Boundaries are blurring in many industries. For an example see our article “Who’s Looking After You?” which focuses on how industry boundaries are blurring in the health and wellness value space. Value in this case being defined from the consumer perspective.
Put a lot of consumers together and you find communities of choice emerging, often enabled by social networks. And we are spending increasing amounts of time on these networks and in these communities. Nielsen estimates that nearly 70% of online users globally visit social network sites, and that social networks/blogs now account for one in every four and a half minutes online — or 22% of total time spent online worldwide. The average visitor spends 66% more time on these sites than a year ago, almost 6 hours in the month of April 2010 versus 3 hours, 31 minutes last year.
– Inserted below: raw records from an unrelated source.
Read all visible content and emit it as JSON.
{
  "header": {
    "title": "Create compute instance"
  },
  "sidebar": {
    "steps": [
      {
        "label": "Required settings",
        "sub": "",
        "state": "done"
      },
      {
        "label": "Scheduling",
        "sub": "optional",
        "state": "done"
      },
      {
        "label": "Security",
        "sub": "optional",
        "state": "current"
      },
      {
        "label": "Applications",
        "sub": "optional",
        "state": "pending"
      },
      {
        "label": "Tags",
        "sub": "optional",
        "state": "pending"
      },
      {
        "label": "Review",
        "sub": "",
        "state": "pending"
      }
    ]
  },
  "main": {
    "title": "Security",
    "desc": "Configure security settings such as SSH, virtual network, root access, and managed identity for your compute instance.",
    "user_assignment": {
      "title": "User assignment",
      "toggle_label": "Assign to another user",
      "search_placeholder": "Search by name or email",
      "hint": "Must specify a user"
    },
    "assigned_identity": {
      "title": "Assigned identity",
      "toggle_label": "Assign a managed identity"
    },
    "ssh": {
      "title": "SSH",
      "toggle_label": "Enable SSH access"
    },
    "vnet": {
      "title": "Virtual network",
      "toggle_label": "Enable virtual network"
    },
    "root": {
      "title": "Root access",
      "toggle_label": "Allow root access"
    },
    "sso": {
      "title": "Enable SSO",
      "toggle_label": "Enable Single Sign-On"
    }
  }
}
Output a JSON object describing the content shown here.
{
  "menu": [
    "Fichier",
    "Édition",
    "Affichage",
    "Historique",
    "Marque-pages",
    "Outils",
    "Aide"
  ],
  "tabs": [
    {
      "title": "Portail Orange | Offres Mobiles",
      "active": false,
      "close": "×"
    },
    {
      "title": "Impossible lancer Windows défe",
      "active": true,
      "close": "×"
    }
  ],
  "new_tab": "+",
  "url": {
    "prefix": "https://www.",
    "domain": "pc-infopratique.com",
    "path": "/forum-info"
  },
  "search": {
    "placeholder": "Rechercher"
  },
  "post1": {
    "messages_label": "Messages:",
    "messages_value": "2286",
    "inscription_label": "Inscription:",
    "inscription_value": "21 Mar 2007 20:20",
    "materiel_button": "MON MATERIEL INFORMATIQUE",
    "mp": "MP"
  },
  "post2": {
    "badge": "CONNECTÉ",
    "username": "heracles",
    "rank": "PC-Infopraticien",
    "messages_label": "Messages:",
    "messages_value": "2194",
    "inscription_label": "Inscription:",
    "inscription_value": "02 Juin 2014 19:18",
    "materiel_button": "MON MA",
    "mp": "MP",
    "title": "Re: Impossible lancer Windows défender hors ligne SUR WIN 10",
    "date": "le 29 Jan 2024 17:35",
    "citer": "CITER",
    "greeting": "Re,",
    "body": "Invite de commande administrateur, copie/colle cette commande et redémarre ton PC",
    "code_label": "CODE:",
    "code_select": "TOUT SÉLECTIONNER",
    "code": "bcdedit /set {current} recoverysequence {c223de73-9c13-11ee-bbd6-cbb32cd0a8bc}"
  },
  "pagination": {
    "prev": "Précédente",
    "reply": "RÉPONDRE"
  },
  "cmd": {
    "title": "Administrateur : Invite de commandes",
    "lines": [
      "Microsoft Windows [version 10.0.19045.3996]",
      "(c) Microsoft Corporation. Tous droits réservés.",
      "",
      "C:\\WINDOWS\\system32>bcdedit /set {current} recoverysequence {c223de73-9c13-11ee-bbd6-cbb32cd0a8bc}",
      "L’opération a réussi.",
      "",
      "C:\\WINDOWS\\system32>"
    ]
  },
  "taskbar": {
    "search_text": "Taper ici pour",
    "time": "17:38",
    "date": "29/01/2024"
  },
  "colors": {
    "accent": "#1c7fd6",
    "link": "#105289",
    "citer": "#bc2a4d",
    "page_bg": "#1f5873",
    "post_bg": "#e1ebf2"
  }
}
Where there are lots of consumers, there are also significant marketing and sales opportunities. Reaching these communities is a key priority for big brands, although navigating the social media landscape has proved challenging as the communities are fluid, it requires interactive conversations rather than one way advertising, and a prerequisite for such dialogues is trust. Trust and peer to peer information sharing is at the heart of many of these communities — and trust in businesses is low and declining in recent years. However, many brands have overcome these hurdles and started to build a strong presence in social media, for example building fan bases in the hundreds of thousands on Facebook, the leading social network with an estimated 540 million unique users worldwide (April 2010).
A fan base is one thing but turning this into revenues and profits is another. Many business models have been tried, but as one recent high profile example suggests, e-commerce in the social media environment is likely to turn into the next big battleground. Proctor & Gamble has partnered with Amazon to launch the Pampers web store on Facebook, an e-commerce tab on the fan page which offers consumers a way to shop for diapers and other baby and personal care products without leaving the comfort of the site. Amazon’s webstore e-commerce platform powers the store, with consumers able to use their existing Amazon account details and able to rely on Amazon’s tried and tested review, payment and delivery capabilities.
While this is certainly not the first e-commerce platform on a social network, with three such heavyweights involved, the odds are that this will be the first of many such webstores to come. This raises some interesting questions: Will consumers who have participated in creating a community around brands such as Pampers embrace or reject the idea of “commercializing” the community? What does this new channel mean for retailers, who are being cut out of the equation? Will they attempt to fight back via social networks or in other ways? Is there real value to the consumers in shopping in a “piecemeal” way among categories of products or do they just want to get all the shopping from food to diapers done in one go? Even if piecemeal shopping is not the big money-spinner, does being present, innovative and active enhance the brand?
This is an experiment to watch for all brands, retailers and internet services companies. We will follow with interest. And do feel free to let us know about other examples you come across.
P.S. P&G is not the only company look to generate sales from social networks. In checking out a conference I noticed that the organizers had created a linkedin group where possible and actual attendees could meet and exchange ideas. Bringing like-minded people together clearly has advantages as the discussions in this group are very active (though we shall see post-conference) — and from the sales email with a VIP code that I received after joining the group, it certainly generates good leads.